According to the Daily Telegraph, senior Church of England officials have advised Bishops in the Lords to stay away from the vote.

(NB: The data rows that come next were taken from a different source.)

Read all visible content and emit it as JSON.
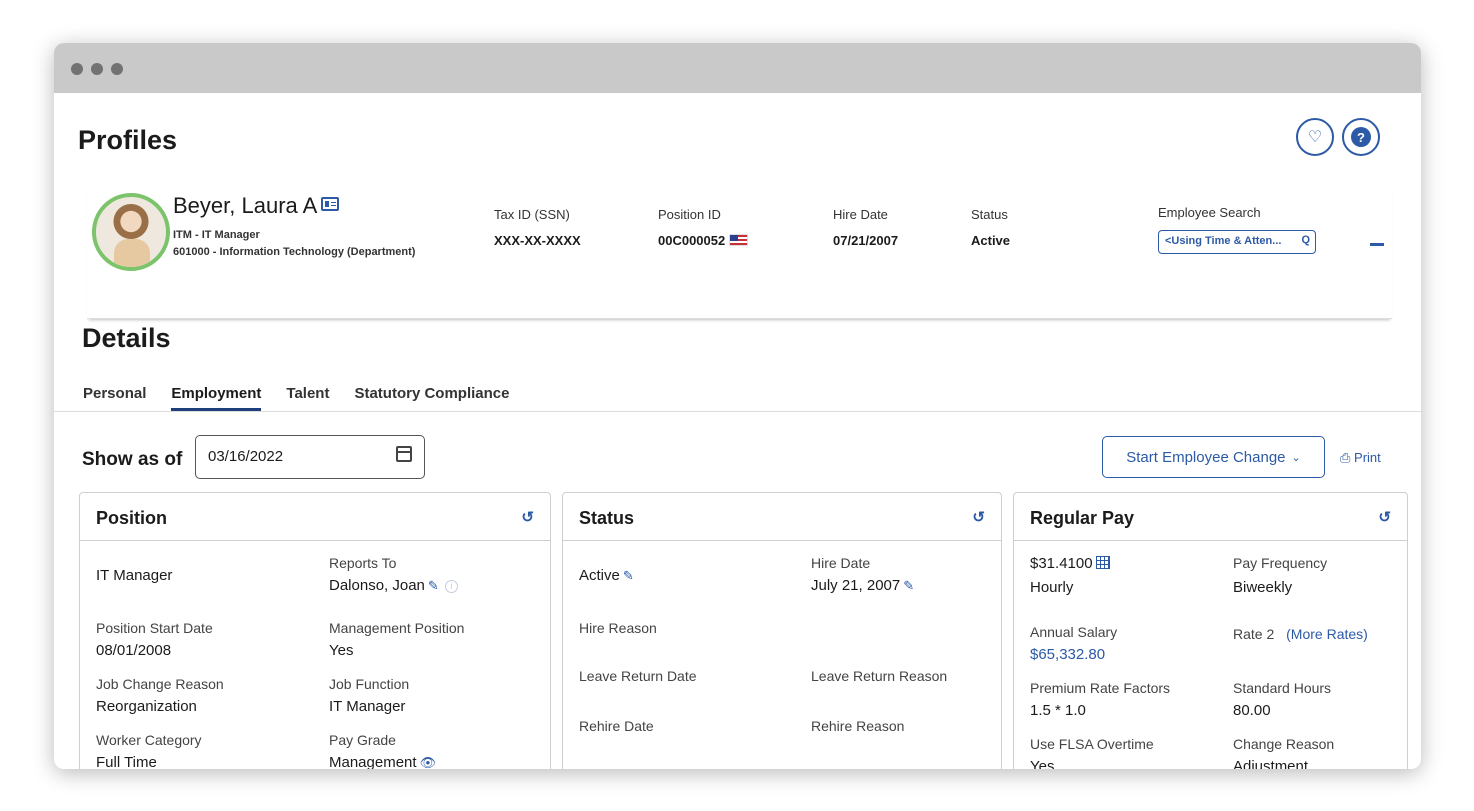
{
  "page": {
    "title": "Profiles",
    "details_title": "Details"
  },
  "employee": {
    "name": "Beyer, Laura A",
    "job": "ITM - IT Manager",
    "department": "601000 - Information Technology (Department)",
    "tax_id_label": "Tax ID (SSN)",
    "tax_id_value": "XXX-XX-XXXX",
    "position_id_label": "Position ID",
    "position_id_value": "00C000052",
    "hire_date_label": "Hire Date",
    "hire_date_value": "07/21/2007",
    "status_label": "Status",
    "status_value": "Active",
    "search_label": "Employee Search",
    "search_value": "<Using Time & Atten..."
  },
  "tabs": [
    {
      "label": "Personal"
    },
    {
      "label": "Employment"
    },
    {
      "label": "Talent"
    },
    {
      "label": "Statutory Compliance"
    }
  ],
  "controls": {
    "show_as_of_label": "Show as of",
    "show_as_of_value": "03/16/2022",
    "start_change_label": "Start Employee Change",
    "print_label": "Print"
  },
  "position": {
    "title": "Position",
    "job_title": "IT Manager",
    "reports_to_label": "Reports To",
    "reports_to_value": "Dalonso, Joan",
    "start_date_label": "Position Start Date",
    "start_date_value": "08/01/2008",
    "mgmt_label": "Management Position",
    "mgmt_value": "Yes",
    "job_change_label": "Job Change Reason",
    "job_change_value": "Reorganization",
    "job_function_label": "Job Function",
    "job_function_value": "IT Manager",
    "worker_cat_label": "Worker Category",
    "worker_cat_value": "Full Time",
    "pay_grade_label": "Pay Grade",
    "pay_grade_value": "Management"
  },
  "status": {
    "title": "Status",
    "value": "Active",
    "hire_date_label": "Hire Date",
    "hire_date_value": "July 21, 2007",
    "hire_reason_label": "Hire Reason",
    "leave_return_date_label": "Leave Return Date",
    "leave_return_reason_label": "Leave Return Reason",
    "rehire_date_label": "Rehire Date",
    "rehire_reason_label": "Rehire Reason"
  },
  "regular_pay": {
    "title": "Regular Pay",
    "rate_value": "$31.4100",
    "rate_type": "Hourly",
    "pay_freq_label": "Pay Frequency",
    "pay_freq_value": "Biweekly",
    "annual_salary_label": "Annual Salary",
    "annual_salary_value": "$65,332.80",
    "rate2_label": "Rate 2",
    "more_rates_label": "(More Rates)",
    "premium_label": "Premium Rate Factors",
    "premium_value": "1.5 * 1.0",
    "std_hours_label": "Standard Hours",
    "std_hours_value": "80.00",
    "flsa_label": "Use FLSA Overtime",
    "flsa_value": "Yes",
    "change_reason_label": "Change Reason",
    "change_reason_value": "Adjustment"
  },
  "colors": {
    "accent": "#2c5aa6",
    "avatar_ring": "#7cc46b",
    "titlebar": "#c9c9c9"
  }
}
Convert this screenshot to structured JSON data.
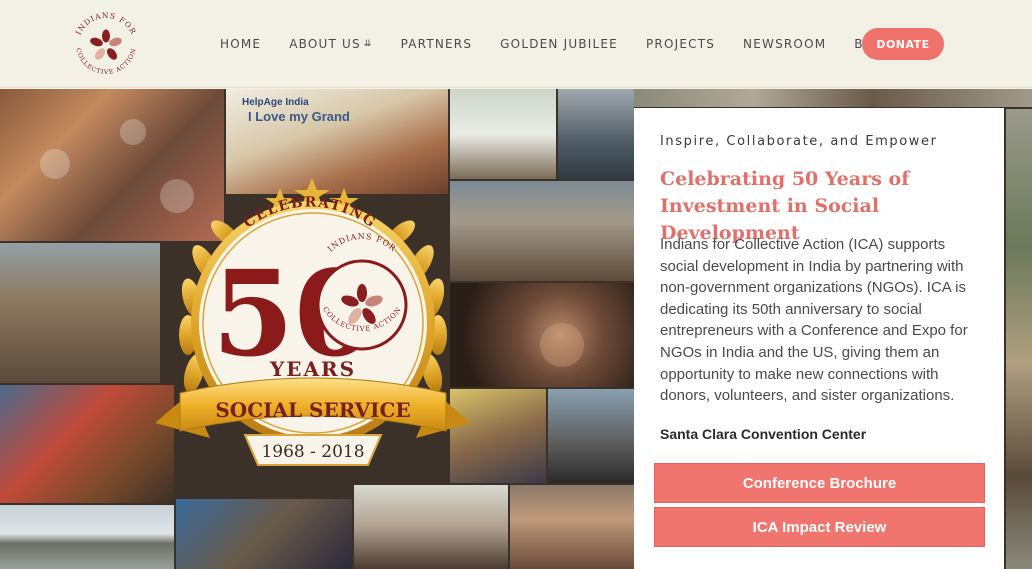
{
  "header": {
    "logo": {
      "arc_top": "INDIANS FOR",
      "arc_bottom": "COLLECTIVE ACTION",
      "icon": "hands-circle-logo"
    },
    "nav": [
      {
        "label": "HOME"
      },
      {
        "label": "ABOUT US",
        "icon": "chevron-down-double-icon"
      },
      {
        "label": "PARTNERS"
      },
      {
        "label": "GOLDEN JUBILEE"
      },
      {
        "label": "PROJECTS"
      },
      {
        "label": "NEWSROOM"
      },
      {
        "label": "BLOG"
      }
    ],
    "donate_label": "DONATE",
    "accent_color": "#f0726c"
  },
  "hero": {
    "photo_captions": {
      "banner_line_1": "HelpAge India",
      "banner_line_2": "I Love my Grand"
    },
    "emblem": {
      "celebrating": "CELEBRATING",
      "number": "50",
      "years": "YEARS",
      "seal_top": "INDIANS FOR",
      "seal_bottom": "COLLECTIVE ACTION",
      "ribbon": "SOCIAL SERVICE",
      "date_range": "1968 - 2018"
    }
  },
  "card": {
    "tagline": "Inspire, Collaborate, and Empower",
    "headline": "Celebrating 50 Years of Investment in Social Development",
    "description": "Indians for Collective Action (ICA) supports social development in India by partnering with non-government organizations (NGOs). ICA is dedicating its 50th anniversary to social entrepreneurs with a Conference and Expo for NGOs in India and the US, giving them an opportunity to make new connections with donors, volunteers, and sister organizations.",
    "venue": "Santa Clara Convention Center",
    "buttons": [
      {
        "label": "Conference Brochure"
      },
      {
        "label": "ICA Impact Review"
      }
    ],
    "button_color": "#f0756e",
    "headline_color": "#e0716a"
  }
}
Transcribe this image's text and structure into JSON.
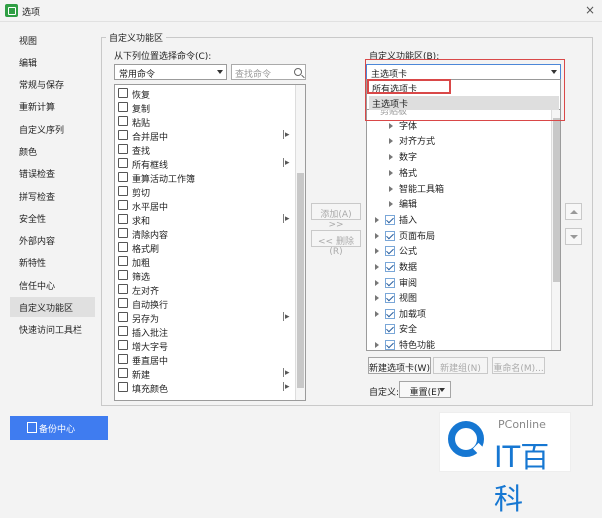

It has been reported the Church fears the sight of unelected religious leaders voting against a same-sex marriage Bill that was overwhelmingly passed by the Commons could re-open the debate over whether it is right Bishops get to sit in parliament.
Peers from all parties are set to unite in a bid to derail the gay marriage, with Cameron under pressure from Tory activists to abandon the reform.
But he was bolstered by the support of several senior Conservative figures who called on colleagues not to "hinder a measure whose time has come". Six former ministers - including five veterans of Margaret Thatcher's cabinets - argued in a letter to The Times that the allowing same-sex marriage would strengthen the institution.
Some 86 members of the upper house have asked to speak in the second reading debate on the Marriage (Same Sex Couples) Bill, forcing the Government to delay a vote to avoid a potential defeat.
It was postponed to later tomorrow amid fears opponents were more likely to stay on into the early hours in the hope of killing off the Bill.
Cameron has personally championed same-sex marriage in the face of vehement opposition from many in his own party and church leaders.
More Conservative MPs voted against it than for in the Commons, but Labour and Liberal Democrat support meant it was eventually passed by a majority of 205 in a free vote following a highly-charged debate.
Supporters of marriage equality will rally outside the House of Lords from 6pm tonight, as peers debate the Bill.
Gay rights campaigner Peter Tatchell said: "The religious and political opponents of same-sex marriage are an increasingly small and shrill minority who are out of touch with the tolerant, liberal-minded majority. Their stand against marriage equality fuels homophobia and gives comfort to bigots everywhere."